With the abundance of squash that we'll have throughout the season, I thought we'd do something a little bit different this week and actually demo a recipe.
You're probably noticing all of the pretty little squash you're finding in the market or in your CSA box, but you might not be exactly sure how to use them. Something I like to do is to roast them whole, stuff them, and serve them as a side dish. It makes a really pretty presentation, and it's actually elegant enough to serve at your Thanksgiving meal.
For this recipe, you can really use any kind of squash. What I have here are two little acorn squash, and what I've done is I've cut the bottom off to make it stable so that it's flat. I've then taken my knife and cut around the top. Just like if you're carving a pumpkin, and you cut the top off. And if you open it up, you'll see all the little seeds. We're actually going to roast them whole. We'll put them in the oven on a baking sheet with parchment paper at about 350 degrees for an hour. If you don't want to use small squash for individual plates, you can also use a large squash, any squash will do. Just do the same preparation, cut the top off and then we're going to roast it whole. Obviously, for a larger squash it's going to take more time, so turn the oven down to about 325 degrees and check it after about an hour, it might take about 90 minutes.
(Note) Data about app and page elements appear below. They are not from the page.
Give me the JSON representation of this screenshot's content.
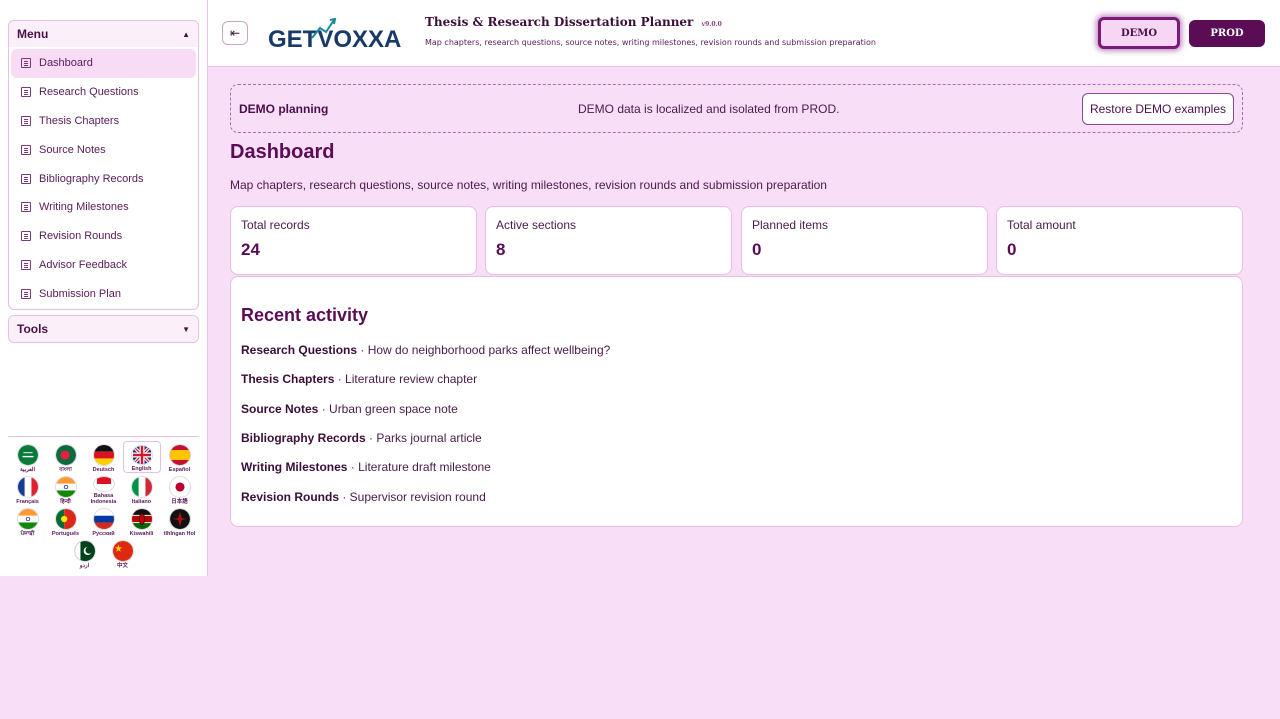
{
  "sidebar": {
    "menu_title": "Menu",
    "tools_title": "Tools",
    "items": [
      {
        "label": "Dashboard"
      },
      {
        "label": "Research Questions"
      },
      {
        "label": "Thesis Chapters"
      },
      {
        "label": "Source Notes"
      },
      {
        "label": "Bibliography Records"
      },
      {
        "label": "Writing Milestones"
      },
      {
        "label": "Revision Rounds"
      },
      {
        "label": "Advisor Feedback"
      },
      {
        "label": "Submission Plan"
      }
    ],
    "languages": [
      {
        "label": "العربية"
      },
      {
        "label": "বাংলা"
      },
      {
        "label": "Deutsch"
      },
      {
        "label": "English"
      },
      {
        "label": "Español"
      },
      {
        "label": "Français"
      },
      {
        "label": "हिन्दी"
      },
      {
        "label": "Bahasa Indonesia"
      },
      {
        "label": "Italiano"
      },
      {
        "label": "日本語"
      },
      {
        "label": "ਪੰਜਾਬੀ"
      },
      {
        "label": "Português"
      },
      {
        "label": "Русский"
      },
      {
        "label": "Kiswahili"
      },
      {
        "label": "tlhIngan Hol"
      },
      {
        "label": "اردو"
      },
      {
        "label": "中文"
      }
    ]
  },
  "header": {
    "logo_text": "GETVOXXA",
    "title": "Thesis & Research Dissertation Planner",
    "version": "v9.0.0",
    "subtitle": "Map chapters, research questions, source notes, writing milestones, revision rounds and submission preparation",
    "demo_label": "DEMO",
    "prod_label": "PROD"
  },
  "banner": {
    "title": "DEMO planning",
    "message": "DEMO data is localized and isolated from PROD.",
    "restore_label": "Restore DEMO examples"
  },
  "main": {
    "title": "Dashboard",
    "subtitle": "Map chapters, research questions, source notes, writing milestones, revision rounds and submission preparation",
    "stats": [
      {
        "label": "Total records",
        "value": "24"
      },
      {
        "label": "Active sections",
        "value": "8"
      },
      {
        "label": "Planned items",
        "value": "0"
      },
      {
        "label": "Total amount",
        "value": "0"
      }
    ],
    "activity_title": "Recent activity",
    "activity": [
      {
        "section": "Research Questions",
        "text": " · How do neighborhood parks affect wellbeing?"
      },
      {
        "section": "Thesis Chapters",
        "text": " · Literature review chapter"
      },
      {
        "section": "Source Notes",
        "text": " · Urban green space note"
      },
      {
        "section": "Bibliography Records",
        "text": " · Parks journal article"
      },
      {
        "section": "Writing Milestones",
        "text": " · Literature draft milestone"
      },
      {
        "section": "Revision Rounds",
        "text": " · Supervisor revision round"
      }
    ]
  },
  "colors": {
    "accent": "#5a0d55",
    "background": "#f8def7"
  }
}
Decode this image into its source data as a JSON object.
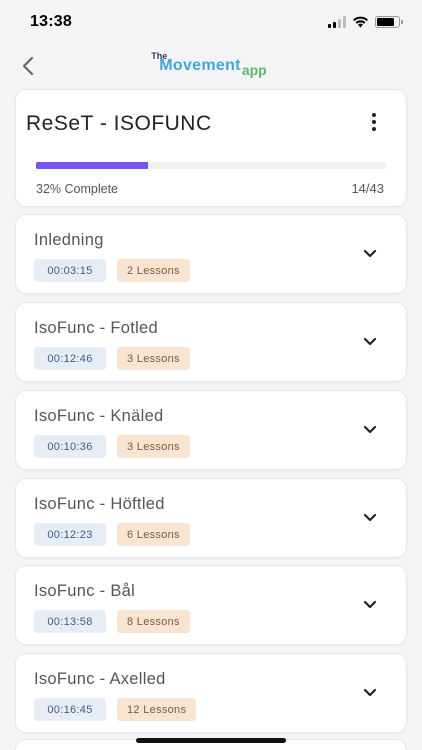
{
  "status_bar": {
    "time": "13:38"
  },
  "header": {
    "logo_the": "The",
    "logo_movement": "Movement",
    "logo_app": "app"
  },
  "course": {
    "title": "ReSeT - ISOFUNC",
    "progress_percent": 32,
    "progress_label": "32% Complete",
    "progress_count": "14/43"
  },
  "sections": [
    {
      "title": "Inledning",
      "duration": "00:03:15",
      "lessons": "2 Lessons"
    },
    {
      "title": "IsoFunc - Fotled",
      "duration": "00:12:46",
      "lessons": "3 Lessons"
    },
    {
      "title": "IsoFunc - Knäled",
      "duration": "00:10:36",
      "lessons": "3 Lessons"
    },
    {
      "title": "IsoFunc - Höftled",
      "duration": "00:12:23",
      "lessons": "6 Lessons"
    },
    {
      "title": "IsoFunc - Bål",
      "duration": "00:13:58",
      "lessons": "8 Lessons"
    },
    {
      "title": "IsoFunc - Axelled",
      "duration": "00:16:45",
      "lessons": "12 Lessons"
    }
  ],
  "colors": {
    "progress_fill": "#7b52f0",
    "duration_chip_bg": "#e6edf6",
    "lessons_chip_bg": "#f9e4d2",
    "logo_movement": "#3fa8d6",
    "logo_app": "#5db86a"
  },
  "icons": {
    "back": "chevron-left-icon",
    "more": "more-vertical-icon",
    "expand": "chevron-down-icon"
  }
}
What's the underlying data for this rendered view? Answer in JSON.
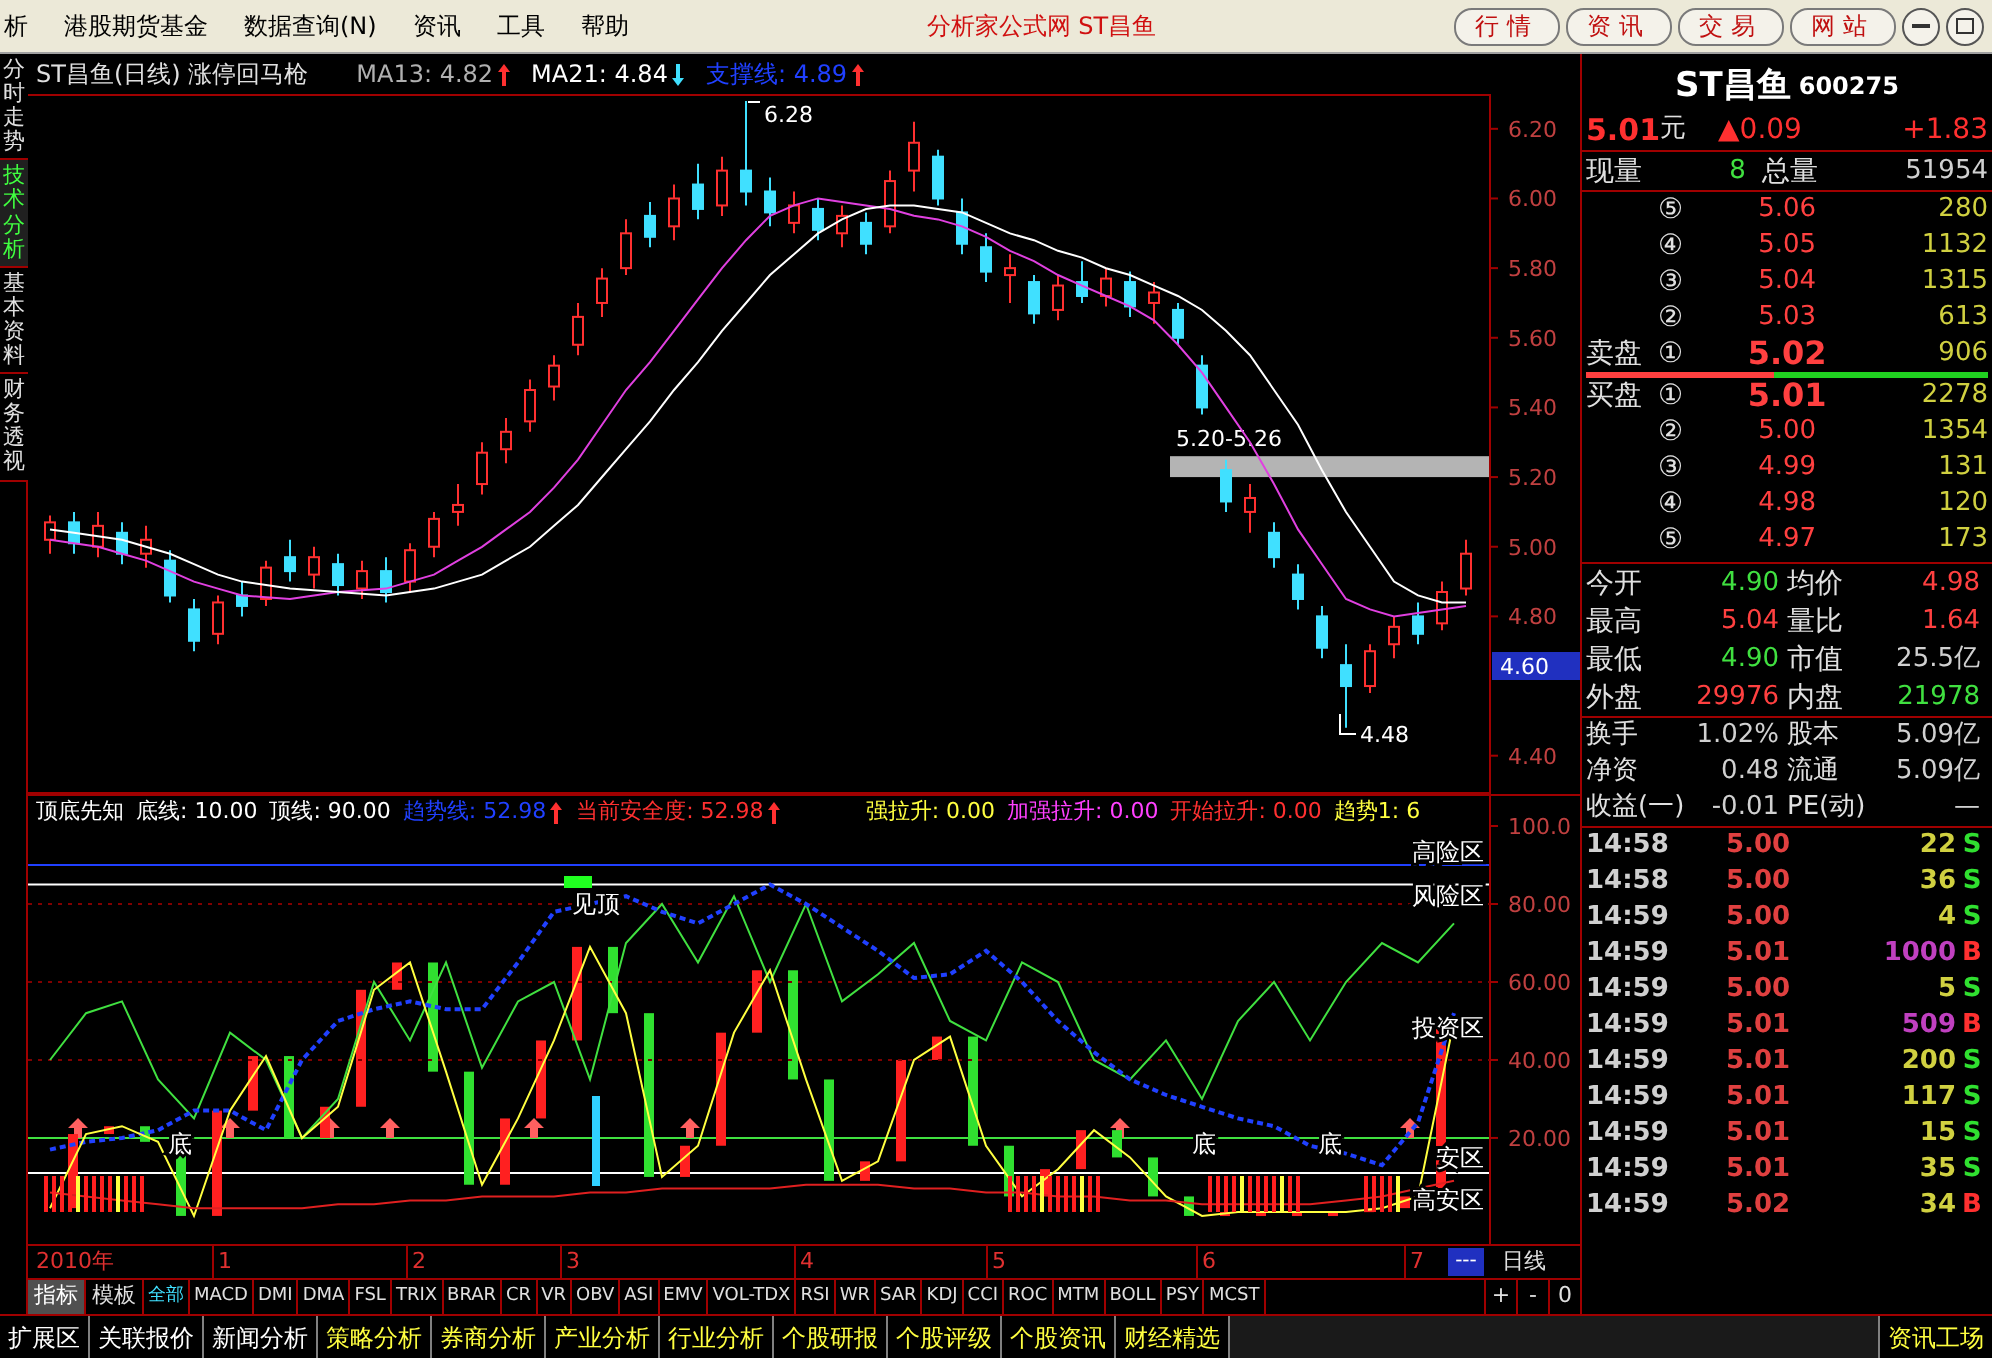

What we have here are two little sweet dumpling squash that I've already roasted. When the come out of the oven, you'll open them up and just take a spoon and scrape away the seeds. You'll do the same with the interior, but be careful not to scrape away the flesh, because that's actually a part that we're going to eat. When they're finished, they'll look clean and hollowed out.
For the stuffing of our squash, we're going to sautee some apples, onions and shallots in a pan. We're going to start with a little bit of olive oil, just make sure it's covering the bottom of the pan. We're going to season with a little salt and a little pepper and let those get nice and brown.
If you saw in one of our former episodes when we blanched our chard, we're going to use that today in our recipe. If you don't have any frozen chard, you can certainly use frozen spinach, that will work just as well. We're just going to un-crumble this and add it to our pan, and mix it in.
Once our chard is sauteed, we're going to fill our squash. Once our mixture is in, we're going to garnish with pomegranate seeds for color, you could also use dried or fresh cranberries. We'll also garnish with some toasted almonds, which you can substitute with pine nuts or walnuts. Then we'll put our tops on, and they're ready to serve!
Serves 4 as a Side Dish
4 sweet dumpling squash, roasted and seeds removed*
2 tablespoons olive oil
1 apple, peeled, cored and diced
1 small yellow onion, peeled and diced
2 shallots, peeled and minced
Freshly ground black pepper
1 bunch Swiss chard, roughly chopped and blanched
4 tablespoons pomegranate arils or dried cranberries
4 tablespoons toasted almonds, walnuts or pine nuts, chopped
In a large sauté pan, heat 2 Tbs olive oil over medium-high heat. When the oil is hot, add the apple, onion and shallot, season with sea salt and ground pepper and sauté until browned.
Once browned, add the Swiss chard and stir to combine. Remove from the heat.
Divide mixture between the four squash. Garnish with pomegranate arils and chopped nuts.
*Any small squash may be substituted for this recipe, such as acorn or pie pumpkins.
About this column: Local chef and business owner, Erin Bailey, shows us how to use locally grown, organic ingredients to create a delicious meal. Email me updates about this st